So while MONA calls itself a museum, it also incorporates aspects of an art gallery in the items on display. There is indeed a mix of old (Egyptian relics, greek coins, ancient pottery, tablets etc) and new (the “poo machines”, the casts of 151 vaginas). Sex, death and religion are all very close to the surface. In spite of this, or perhaps because of it (I am still undecided) MONA is a thing of striking beauty. Before we get to the collection (of which I only managed to get to part of) there is the building itself..carved into a sandstone point with views of the Derwent. It’s built on a grand scale. Visitors enter at the top of the hill and then are transported down three floors into the ground via a lift (or stairs if you prefer). Then you lose all sense of location. So much of the MONA experience is intuitive and unexpected. Follow this corridor, walk through this door into a new room, move quickly from dark to surgically bright light, stand in shadows. Sure there’s a map but I didn’t even try to follow it. It was better just to wander about and see what was around the next corner. Surprise is built into the curation of the collection in the space.

The other delight was the iPod, satnav guide device that you wear around your neck as your wander about. Set up with MONA’s collection, at any time it tells you where you are, which artworks are nearby, a little bit about them and asks you whether you “love” or “hate” it. So the building is filled with people alternatively staring at installations and then peering at their iPod guide. You have to you use it. There are no friendly white cards next to anything to tell you the artist or the title of any work. It forces visitors to actively take part in the viewing experience. It invites your opinion. I would have liked a button that said “indifferent”…there were some things that I didn’t love or hate. Still…I felt compelled to make a decision on everything I looked at. This was perhaps the most participatory museum/gallery experience I have had.

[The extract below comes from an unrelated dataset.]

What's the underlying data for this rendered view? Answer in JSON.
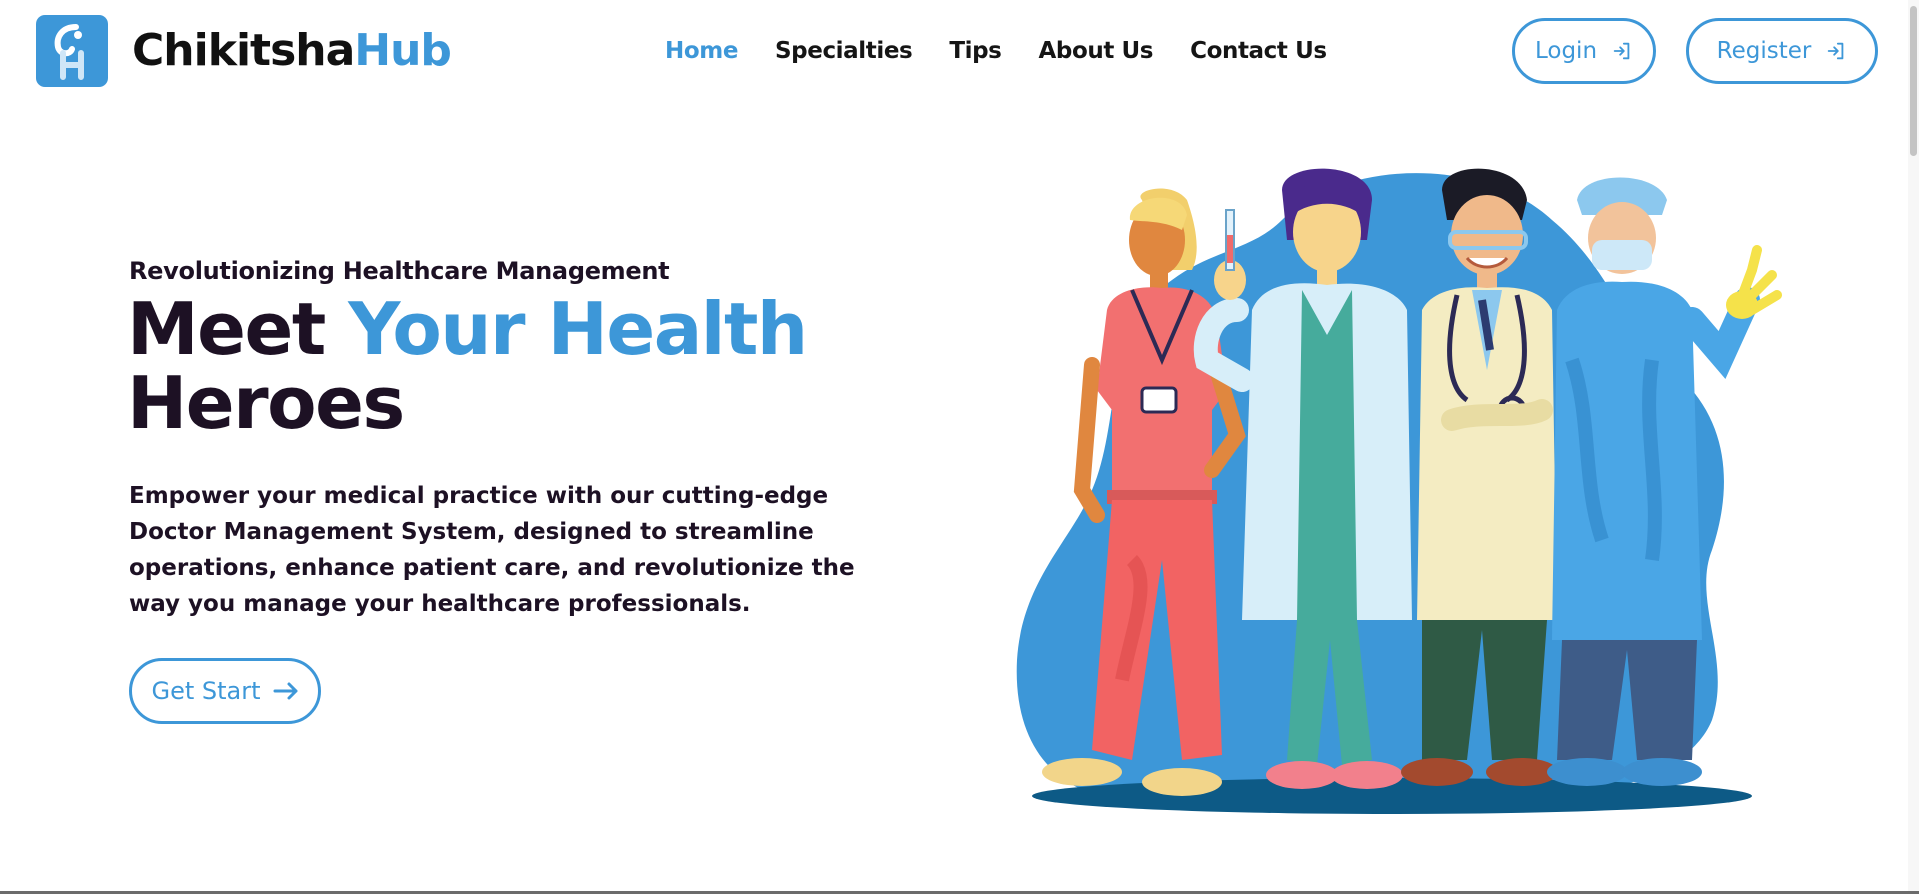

Finally, I really liked the fact that you could get up close and personal with the pieces. You could also take photos. What a bonus! No scary security guards telling you to take your backpack off or to stand behind the line. You were allowed to touch things if you wanted to. Again, visitors are encouraged to be involved with the viewing experience. And then, if you have entered your email into your iPod guide you get home and find a virtual replication of your tour that you can return to at any time through the MONA website.

Here’s some photos I took with my phone: